    Socialized medicine is a system in which the government owns the means of providing medicine. Britain is an example of socialized system, as, in America, is the Veterans Health Administration.In a socialized system, the government employs the doctors and nurses, builds and owns the hospitals, and bargains for and purchases the technology. I have literally never heard a proposal for converting America to a socialized system of medicine. And I know a lot of liberals.

    Single-payer health care is not socialized medicine. It's a system in which one institution purchasesall, or in reality, most, of the care. But the payer does not own the doctors or the hospitals or the nurses or the MRI scanners. Medicare is an example of a mostly single-payer system, as is France. Both of these systems have private insurers to choose from, but the government is the dominant purchaser. (As an aside here, unlike in socialized medicine, "single-payer health care" has nothing in particular to do with the government. The state might be the single payer. But if Aetna managed to wrest 100 percent of the health insurance market, then it would be the single payer. The term refers to market share, not federal control.)

  • ?
    Lv 7
    2 years ago

    Other countries have made it work. It might not always work perfectly, but government run public health care is a reality across the developed world.

  • 2 years ago

    Government health care will always have problems, there will will always be a certain amount of waste and corruption, as you said, but private health care also has it's problems, for profit healthcare will be more expensive and will only be available to those who can pay, also the deductibles may be prohibitive, limiting what healthcare is available.

    Both have their problems.

  • Alan
    Lv 7
    2 years ago

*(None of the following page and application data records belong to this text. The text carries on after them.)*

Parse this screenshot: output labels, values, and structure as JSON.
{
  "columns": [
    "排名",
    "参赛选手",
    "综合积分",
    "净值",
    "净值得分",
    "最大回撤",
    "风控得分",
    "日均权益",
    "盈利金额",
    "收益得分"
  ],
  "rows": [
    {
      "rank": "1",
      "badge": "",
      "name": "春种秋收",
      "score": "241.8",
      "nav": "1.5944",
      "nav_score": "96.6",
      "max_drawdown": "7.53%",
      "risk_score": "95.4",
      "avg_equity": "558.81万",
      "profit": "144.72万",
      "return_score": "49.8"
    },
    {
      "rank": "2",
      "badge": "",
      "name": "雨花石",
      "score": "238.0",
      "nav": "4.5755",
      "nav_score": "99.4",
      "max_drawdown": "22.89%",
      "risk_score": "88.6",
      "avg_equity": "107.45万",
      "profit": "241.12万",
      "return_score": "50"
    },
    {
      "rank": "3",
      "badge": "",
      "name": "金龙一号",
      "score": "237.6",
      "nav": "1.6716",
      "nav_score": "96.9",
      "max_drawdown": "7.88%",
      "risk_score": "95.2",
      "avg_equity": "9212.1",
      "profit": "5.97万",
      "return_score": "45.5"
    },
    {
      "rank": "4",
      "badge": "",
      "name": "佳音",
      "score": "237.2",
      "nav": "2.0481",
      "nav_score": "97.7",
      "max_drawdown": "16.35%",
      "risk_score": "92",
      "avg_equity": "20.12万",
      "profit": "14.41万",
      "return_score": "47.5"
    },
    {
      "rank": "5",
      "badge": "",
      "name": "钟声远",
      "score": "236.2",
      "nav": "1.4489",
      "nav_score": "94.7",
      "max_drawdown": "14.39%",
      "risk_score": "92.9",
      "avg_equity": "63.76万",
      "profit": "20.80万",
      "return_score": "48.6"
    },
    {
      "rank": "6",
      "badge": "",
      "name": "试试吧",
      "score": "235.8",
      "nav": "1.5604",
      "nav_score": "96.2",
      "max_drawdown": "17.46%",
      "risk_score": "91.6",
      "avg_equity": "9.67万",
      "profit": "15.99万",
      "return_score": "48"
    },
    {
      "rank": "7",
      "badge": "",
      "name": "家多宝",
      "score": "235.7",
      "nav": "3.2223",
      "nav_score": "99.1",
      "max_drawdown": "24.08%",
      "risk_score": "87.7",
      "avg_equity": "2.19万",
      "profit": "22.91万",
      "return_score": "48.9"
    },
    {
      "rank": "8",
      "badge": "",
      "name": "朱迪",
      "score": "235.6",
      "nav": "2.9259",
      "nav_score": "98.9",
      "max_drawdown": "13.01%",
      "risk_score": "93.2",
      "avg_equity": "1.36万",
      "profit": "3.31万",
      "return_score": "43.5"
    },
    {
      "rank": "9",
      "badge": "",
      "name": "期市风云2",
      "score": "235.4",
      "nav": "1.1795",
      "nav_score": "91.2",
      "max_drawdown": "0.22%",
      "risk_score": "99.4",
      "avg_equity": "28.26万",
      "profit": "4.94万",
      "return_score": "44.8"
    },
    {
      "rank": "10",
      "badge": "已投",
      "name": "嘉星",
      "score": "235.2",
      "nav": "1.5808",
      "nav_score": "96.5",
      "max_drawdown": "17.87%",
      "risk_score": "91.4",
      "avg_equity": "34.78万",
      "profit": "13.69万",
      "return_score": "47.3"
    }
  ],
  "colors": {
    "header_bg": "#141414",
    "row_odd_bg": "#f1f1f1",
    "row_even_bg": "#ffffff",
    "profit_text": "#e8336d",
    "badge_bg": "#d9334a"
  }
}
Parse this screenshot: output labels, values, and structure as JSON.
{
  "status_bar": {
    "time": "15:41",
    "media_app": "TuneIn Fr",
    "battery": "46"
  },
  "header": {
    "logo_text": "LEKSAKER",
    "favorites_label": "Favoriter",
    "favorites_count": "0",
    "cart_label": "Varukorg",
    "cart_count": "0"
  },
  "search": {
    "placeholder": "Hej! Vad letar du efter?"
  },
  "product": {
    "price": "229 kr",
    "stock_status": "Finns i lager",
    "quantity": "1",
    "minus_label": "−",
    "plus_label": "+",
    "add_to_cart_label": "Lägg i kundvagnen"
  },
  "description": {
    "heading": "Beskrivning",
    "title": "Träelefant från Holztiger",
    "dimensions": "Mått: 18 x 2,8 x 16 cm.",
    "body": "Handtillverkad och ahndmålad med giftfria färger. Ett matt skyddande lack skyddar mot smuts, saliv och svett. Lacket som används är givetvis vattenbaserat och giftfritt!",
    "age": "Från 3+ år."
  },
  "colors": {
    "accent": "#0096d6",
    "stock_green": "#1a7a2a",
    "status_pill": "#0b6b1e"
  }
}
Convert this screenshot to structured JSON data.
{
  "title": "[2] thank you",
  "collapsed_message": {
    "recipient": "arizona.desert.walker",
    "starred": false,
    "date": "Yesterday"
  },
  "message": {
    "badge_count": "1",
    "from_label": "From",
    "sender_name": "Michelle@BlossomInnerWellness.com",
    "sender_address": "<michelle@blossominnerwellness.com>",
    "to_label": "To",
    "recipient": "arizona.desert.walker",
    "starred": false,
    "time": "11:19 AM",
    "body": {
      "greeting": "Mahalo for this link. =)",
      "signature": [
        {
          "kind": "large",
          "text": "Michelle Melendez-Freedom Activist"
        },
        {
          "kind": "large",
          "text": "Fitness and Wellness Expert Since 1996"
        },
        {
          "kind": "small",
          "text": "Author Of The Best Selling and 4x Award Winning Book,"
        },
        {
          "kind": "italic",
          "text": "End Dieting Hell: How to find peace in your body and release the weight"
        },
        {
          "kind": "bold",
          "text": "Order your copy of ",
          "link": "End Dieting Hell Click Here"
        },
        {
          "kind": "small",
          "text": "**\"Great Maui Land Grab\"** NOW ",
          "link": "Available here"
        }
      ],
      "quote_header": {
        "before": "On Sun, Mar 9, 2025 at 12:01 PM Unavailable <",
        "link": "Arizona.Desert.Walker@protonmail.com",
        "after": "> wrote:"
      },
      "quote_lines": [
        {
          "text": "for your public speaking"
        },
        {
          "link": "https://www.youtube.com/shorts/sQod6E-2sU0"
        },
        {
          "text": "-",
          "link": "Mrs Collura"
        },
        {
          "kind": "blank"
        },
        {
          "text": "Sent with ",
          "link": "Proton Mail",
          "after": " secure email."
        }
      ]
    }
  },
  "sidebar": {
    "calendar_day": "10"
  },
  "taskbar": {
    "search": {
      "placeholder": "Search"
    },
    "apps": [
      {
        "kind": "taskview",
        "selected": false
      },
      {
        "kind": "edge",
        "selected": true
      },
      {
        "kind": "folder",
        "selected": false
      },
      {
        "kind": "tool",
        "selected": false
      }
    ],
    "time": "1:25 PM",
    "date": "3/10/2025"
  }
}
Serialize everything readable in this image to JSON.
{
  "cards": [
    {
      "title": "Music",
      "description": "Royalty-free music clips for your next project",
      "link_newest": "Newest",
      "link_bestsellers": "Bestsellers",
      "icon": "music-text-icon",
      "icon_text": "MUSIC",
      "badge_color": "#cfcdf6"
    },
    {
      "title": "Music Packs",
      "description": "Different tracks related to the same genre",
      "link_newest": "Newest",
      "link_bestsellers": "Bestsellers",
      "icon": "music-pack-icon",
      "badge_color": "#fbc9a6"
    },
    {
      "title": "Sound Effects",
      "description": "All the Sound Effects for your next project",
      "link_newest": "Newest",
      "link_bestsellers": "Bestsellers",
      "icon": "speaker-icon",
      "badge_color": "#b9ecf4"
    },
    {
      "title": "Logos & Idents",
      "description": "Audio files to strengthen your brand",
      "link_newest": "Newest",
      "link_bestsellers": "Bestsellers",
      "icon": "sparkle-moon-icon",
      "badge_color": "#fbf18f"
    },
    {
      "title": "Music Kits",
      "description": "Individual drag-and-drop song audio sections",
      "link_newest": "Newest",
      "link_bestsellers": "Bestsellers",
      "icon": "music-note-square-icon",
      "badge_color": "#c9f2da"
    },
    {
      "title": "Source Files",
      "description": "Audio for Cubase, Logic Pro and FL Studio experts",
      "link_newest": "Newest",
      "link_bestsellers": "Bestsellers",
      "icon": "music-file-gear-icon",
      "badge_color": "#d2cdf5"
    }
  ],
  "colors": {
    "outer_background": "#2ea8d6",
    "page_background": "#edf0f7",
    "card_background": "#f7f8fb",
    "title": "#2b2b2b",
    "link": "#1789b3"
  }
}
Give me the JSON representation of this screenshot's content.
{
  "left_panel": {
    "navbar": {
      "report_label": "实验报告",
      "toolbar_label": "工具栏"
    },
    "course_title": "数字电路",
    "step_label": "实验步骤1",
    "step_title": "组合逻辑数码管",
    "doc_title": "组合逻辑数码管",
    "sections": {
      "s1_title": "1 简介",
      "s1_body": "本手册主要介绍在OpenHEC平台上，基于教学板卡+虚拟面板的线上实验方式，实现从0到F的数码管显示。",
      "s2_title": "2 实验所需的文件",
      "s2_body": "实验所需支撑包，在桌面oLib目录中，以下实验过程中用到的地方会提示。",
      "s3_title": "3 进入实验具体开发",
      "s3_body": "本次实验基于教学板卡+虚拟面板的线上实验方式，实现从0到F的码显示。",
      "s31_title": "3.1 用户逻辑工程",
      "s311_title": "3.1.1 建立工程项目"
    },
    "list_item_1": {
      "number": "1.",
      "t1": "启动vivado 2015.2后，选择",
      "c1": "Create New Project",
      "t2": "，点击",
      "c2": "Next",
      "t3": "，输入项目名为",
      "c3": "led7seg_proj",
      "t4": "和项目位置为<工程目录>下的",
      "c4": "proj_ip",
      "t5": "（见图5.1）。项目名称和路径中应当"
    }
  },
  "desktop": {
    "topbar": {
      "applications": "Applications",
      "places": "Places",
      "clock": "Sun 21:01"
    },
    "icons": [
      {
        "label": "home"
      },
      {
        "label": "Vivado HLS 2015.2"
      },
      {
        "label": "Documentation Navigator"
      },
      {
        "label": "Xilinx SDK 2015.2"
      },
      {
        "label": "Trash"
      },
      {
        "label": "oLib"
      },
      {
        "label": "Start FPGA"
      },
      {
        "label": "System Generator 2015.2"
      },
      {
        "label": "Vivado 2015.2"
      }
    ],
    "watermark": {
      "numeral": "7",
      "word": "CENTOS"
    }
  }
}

    The private sector started to take over parts of our National Health Service in the UK, and because they operate on a profit basis, the price of their services sent the cost of the NHS spiraling ever higher. The NHS in the UK has provided healthcare to every citizen from cradle to grave, free at the point of need to EVERYONE since 1945, regardless of their status or financial situation. People who can afford private healthcare who wish to speed up their access to treatment may opt to go privately, but the cost is exorbitant. Nobody in the UK goes bankrupt because they need a major operation.

  • Anonymous
    2 years ago

    We have never tried a government run system like Israel. How would we know if it works or not?

Still have questions? Get your answers by asking now.